In a space of silence.

I've been thinking a lot about this silent space today.  It may feel strange or awkward.  But sometimes there's comfort in it, as described between my husband and I.  Silence can create or indicate a nature of intimacy.  And as I wrestle in silence in my search for words it made me think that maybe this is the way it is supposed to be.  Maybe God intended it to be this way.

It was as if I heard Him whispering, "Let Me come into the silent spaces of your heart.  You don't need words; you need Me." Maybe the void of words is necessary to remind me that only He can fill those silent spaces.  That that space is reserved for Him alone.  Perhaps those vacant holes of silence give us breathing room and serve to keep us united to Him.

In the absence of words, we create space for His presence.

He alone can cover and smooth those empty places.  I don't need to find words to find healing.  And I find comfort that even in the moments I am wordless, communication still flows through the groans of His Spirit who's interceding for us.  He hears what I cannot say.

Being reminded of this allows me to rest in this silence.  To view it as a gift of sacredness.  Not something to awkwardly shake hands with, but rather something to crawl up into the lap of.  Maybe this is part of what it really means to "Be still and know that He is God."  

I'm learning that the process of healing and moving forward can be found even in the absence of words.  Where we create space to hear His voice.  I'm finding it to be a balm to the brokenness.  Salve to the spirit.  Healing to the hurt.  And in the heart's silence, He often speaks the loudest.  For when we find ourselves in His presence, quiet before Him, we are able to hear above the noise of the world and the noise of our own wordless hearts.  He speaks in these quiet places and gives rest. I'm listening.

Silence can be a space for the soul to find rest in the sacred.
Instead of shunning the silence, I can find sacredness in it.

I'll nestle up to this possibility.
Allowing Him to fill and speak to those quiet spaces of the heart.
As I learn to find the sacred in the silence.


  1. Silence Speaks When Words Can't. That is a saying to remember.

    People who are close, such as spouses, parents and their kids, and good friends, can appreciate that silence.

    Silence is also an important spiritual discipline. The desert fathers practiced it for hours at a time. I've not been able to do that!

    Silence can be very appropriate when bringing a child home from the hospital. It is time for thinking, feeling, and even receiving healing.

    I hope your son's health continues to improve and stabilize. Is this something he will eventually outgrow? Is there treatment for it?

    Praying for you all.

    And, I can tell you have an interest in words. I did as far back as elementary school as well. I used to keep little pads to write down words I heard or read so I could look them up later.

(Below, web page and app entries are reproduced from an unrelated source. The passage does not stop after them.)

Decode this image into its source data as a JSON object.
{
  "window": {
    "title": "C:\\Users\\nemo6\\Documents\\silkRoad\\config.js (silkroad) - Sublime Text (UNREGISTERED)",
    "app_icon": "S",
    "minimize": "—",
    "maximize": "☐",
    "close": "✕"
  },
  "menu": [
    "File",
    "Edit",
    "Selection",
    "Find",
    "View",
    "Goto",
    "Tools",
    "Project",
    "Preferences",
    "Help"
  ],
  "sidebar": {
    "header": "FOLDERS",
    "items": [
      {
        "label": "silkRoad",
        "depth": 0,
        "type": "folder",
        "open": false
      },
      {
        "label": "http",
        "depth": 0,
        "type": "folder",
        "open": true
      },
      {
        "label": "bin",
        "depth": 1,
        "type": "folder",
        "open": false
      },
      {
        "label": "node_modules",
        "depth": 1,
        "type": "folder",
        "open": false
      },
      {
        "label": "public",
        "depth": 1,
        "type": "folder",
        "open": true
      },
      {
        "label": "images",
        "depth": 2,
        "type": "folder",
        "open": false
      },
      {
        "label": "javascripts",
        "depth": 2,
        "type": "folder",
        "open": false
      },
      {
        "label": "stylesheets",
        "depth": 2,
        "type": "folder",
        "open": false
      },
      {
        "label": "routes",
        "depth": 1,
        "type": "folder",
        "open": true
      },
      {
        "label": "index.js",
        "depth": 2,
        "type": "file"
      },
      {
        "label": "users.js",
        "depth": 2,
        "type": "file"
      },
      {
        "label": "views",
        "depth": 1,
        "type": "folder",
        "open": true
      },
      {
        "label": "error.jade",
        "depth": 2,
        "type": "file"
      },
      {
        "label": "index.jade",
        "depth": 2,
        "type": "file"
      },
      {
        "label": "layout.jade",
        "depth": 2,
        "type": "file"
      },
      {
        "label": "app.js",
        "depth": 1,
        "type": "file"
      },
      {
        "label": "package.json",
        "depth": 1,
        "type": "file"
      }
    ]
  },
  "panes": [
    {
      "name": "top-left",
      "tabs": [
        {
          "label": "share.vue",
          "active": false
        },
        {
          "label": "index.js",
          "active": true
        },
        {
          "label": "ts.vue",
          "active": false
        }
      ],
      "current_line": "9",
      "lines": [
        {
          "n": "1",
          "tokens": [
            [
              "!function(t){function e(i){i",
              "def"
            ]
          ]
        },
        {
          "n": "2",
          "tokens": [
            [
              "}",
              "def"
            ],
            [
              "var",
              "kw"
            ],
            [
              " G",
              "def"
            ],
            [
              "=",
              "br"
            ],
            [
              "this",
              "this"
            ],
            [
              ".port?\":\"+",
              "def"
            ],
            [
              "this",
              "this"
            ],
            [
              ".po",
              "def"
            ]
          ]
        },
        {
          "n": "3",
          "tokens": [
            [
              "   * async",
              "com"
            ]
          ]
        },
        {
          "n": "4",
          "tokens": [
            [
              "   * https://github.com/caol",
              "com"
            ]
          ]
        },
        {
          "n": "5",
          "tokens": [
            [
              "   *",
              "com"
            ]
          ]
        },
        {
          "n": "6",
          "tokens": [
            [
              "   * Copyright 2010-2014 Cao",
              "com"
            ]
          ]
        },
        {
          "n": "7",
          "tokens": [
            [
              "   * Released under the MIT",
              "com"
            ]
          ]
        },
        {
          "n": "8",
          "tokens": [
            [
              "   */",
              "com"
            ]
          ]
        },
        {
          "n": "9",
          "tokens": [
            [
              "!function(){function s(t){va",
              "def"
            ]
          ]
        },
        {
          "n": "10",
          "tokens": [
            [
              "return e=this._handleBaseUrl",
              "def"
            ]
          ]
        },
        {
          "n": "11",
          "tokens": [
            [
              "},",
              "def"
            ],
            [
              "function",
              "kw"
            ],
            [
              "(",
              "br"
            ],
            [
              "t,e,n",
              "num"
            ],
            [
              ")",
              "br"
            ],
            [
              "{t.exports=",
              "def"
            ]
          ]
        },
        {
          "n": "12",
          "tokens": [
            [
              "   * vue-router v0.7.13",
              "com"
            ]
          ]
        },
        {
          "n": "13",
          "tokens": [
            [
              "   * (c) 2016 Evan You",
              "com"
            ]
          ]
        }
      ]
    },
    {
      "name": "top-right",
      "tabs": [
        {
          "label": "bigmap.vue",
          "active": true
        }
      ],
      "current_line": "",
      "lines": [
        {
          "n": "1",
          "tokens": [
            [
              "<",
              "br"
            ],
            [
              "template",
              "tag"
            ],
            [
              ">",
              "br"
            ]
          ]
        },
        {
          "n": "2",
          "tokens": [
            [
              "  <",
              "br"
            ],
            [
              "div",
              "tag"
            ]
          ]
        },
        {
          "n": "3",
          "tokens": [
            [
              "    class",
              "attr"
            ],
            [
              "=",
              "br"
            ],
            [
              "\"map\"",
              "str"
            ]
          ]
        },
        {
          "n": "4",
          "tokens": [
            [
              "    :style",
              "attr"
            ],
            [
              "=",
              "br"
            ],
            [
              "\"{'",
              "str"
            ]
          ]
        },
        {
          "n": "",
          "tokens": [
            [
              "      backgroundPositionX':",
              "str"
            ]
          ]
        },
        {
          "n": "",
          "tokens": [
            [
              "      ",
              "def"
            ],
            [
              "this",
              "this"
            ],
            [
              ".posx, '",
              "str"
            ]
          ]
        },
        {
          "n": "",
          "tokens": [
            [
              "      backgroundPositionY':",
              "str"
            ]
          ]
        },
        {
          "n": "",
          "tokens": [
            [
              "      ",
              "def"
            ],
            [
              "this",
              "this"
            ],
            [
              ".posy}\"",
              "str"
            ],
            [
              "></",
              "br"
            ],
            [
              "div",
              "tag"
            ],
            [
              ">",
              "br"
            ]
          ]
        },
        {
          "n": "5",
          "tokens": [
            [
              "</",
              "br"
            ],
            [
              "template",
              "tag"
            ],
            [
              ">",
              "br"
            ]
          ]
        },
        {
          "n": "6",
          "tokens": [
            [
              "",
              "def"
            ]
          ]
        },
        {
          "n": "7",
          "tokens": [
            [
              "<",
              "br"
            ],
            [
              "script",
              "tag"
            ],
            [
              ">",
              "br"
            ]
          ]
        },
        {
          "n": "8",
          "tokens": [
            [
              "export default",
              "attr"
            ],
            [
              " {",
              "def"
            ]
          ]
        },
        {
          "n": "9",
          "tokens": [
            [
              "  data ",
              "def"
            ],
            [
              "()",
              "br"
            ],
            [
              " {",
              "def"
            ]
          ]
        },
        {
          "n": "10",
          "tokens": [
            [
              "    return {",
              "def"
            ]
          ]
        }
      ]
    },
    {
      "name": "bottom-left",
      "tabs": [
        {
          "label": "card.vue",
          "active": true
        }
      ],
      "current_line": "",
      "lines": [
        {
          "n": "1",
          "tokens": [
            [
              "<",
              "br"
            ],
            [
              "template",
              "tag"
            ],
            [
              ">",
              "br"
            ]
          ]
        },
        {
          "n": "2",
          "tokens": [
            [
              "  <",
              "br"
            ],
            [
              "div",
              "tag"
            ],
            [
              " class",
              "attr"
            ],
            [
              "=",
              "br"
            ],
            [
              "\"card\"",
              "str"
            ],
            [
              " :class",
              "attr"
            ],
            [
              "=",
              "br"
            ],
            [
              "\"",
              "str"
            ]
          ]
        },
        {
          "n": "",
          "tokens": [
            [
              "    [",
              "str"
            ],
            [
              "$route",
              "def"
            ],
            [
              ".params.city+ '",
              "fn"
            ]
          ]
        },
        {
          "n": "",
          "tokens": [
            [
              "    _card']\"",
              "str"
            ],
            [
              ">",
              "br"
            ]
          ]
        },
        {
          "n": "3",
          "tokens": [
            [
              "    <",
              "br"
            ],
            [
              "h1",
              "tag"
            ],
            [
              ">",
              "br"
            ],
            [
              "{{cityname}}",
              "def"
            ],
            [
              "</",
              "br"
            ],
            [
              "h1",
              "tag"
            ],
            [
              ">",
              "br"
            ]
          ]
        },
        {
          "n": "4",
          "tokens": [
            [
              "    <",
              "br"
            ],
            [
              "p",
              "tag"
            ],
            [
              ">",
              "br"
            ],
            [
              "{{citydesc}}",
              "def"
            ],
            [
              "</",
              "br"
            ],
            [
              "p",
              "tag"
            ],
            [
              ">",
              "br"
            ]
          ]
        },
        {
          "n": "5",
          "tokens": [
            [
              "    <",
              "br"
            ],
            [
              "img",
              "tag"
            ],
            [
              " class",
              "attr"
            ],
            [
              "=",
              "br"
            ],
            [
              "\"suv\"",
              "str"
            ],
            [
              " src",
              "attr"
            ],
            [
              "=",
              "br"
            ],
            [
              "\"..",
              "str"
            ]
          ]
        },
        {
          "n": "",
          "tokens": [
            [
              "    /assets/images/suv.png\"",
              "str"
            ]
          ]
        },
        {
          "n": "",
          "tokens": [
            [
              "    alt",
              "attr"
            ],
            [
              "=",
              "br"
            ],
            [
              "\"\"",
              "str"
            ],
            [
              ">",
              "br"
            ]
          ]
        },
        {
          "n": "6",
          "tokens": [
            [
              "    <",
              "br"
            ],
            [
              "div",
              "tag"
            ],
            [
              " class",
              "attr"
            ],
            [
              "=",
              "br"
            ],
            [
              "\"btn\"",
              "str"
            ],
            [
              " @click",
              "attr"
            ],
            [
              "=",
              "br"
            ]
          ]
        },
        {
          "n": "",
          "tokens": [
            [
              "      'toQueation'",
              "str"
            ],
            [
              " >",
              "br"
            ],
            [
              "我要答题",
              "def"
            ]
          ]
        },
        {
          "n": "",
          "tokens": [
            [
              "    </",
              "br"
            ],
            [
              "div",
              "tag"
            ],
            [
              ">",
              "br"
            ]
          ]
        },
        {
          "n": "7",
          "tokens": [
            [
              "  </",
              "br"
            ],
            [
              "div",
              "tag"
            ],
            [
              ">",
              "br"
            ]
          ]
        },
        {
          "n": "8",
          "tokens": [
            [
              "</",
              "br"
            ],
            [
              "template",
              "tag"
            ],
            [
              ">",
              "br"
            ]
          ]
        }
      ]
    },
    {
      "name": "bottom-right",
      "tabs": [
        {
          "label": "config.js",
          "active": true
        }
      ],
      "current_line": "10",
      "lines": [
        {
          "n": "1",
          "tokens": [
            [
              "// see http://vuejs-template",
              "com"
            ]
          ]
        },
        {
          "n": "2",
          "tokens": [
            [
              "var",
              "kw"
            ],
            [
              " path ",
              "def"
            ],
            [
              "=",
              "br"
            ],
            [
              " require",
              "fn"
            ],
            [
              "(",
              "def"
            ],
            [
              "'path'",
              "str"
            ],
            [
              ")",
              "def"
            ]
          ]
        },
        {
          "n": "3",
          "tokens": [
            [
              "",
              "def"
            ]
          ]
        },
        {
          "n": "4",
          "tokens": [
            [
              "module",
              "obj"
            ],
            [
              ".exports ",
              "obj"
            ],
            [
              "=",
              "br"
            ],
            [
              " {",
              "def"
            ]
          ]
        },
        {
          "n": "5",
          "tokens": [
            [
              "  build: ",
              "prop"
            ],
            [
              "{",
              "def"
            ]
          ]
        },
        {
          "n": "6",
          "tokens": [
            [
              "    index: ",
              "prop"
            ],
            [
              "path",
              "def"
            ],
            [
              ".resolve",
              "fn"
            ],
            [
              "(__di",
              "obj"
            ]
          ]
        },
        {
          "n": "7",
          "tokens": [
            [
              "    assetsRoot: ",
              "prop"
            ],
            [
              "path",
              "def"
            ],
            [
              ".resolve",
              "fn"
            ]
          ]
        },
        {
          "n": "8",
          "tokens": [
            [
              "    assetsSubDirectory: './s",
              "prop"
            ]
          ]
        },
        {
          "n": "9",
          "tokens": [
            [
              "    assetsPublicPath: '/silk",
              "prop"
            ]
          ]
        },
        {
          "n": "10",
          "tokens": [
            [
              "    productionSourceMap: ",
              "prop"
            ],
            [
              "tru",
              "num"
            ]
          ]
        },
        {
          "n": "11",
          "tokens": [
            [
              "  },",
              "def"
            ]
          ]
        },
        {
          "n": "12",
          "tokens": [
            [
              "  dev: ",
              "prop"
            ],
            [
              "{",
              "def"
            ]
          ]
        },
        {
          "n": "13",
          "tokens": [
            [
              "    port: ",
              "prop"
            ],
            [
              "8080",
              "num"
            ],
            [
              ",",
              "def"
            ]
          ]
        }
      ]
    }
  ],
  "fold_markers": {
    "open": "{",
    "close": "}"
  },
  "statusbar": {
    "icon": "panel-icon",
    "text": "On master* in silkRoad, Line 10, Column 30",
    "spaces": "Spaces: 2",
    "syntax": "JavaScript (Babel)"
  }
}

  2. Thank you Warren. Your words always speak truth and encouragement.

    And yes, we have an excellent treatment plan for our son to follow, given from an expert in this field (the specialist we saw in Wisconsin who has worked with thousands of CVS sufferers around the world and has dedicated his life to the research and treatment of this illness)...our problem exists in getting the ERs/hospitals to follow this protocol. Right when we thought we had all our ducks in a row for this, our insurance changed, and with that so did the doctors/hospitals who have helped fine-tune this treatment.

    And yes, CVS is something that many children outgrow. If this happens, it usually develops into migraines (since CVS is believed to be born out of the migraine family). I have always believed, and fervently pray that my son will outgrow this.

    I can relate to your love of words from an early age on...before I could read I remember making a promise to myself that when I did learn to read, I would read every single word in front of credits and all! I've always had a feracious appetite for words.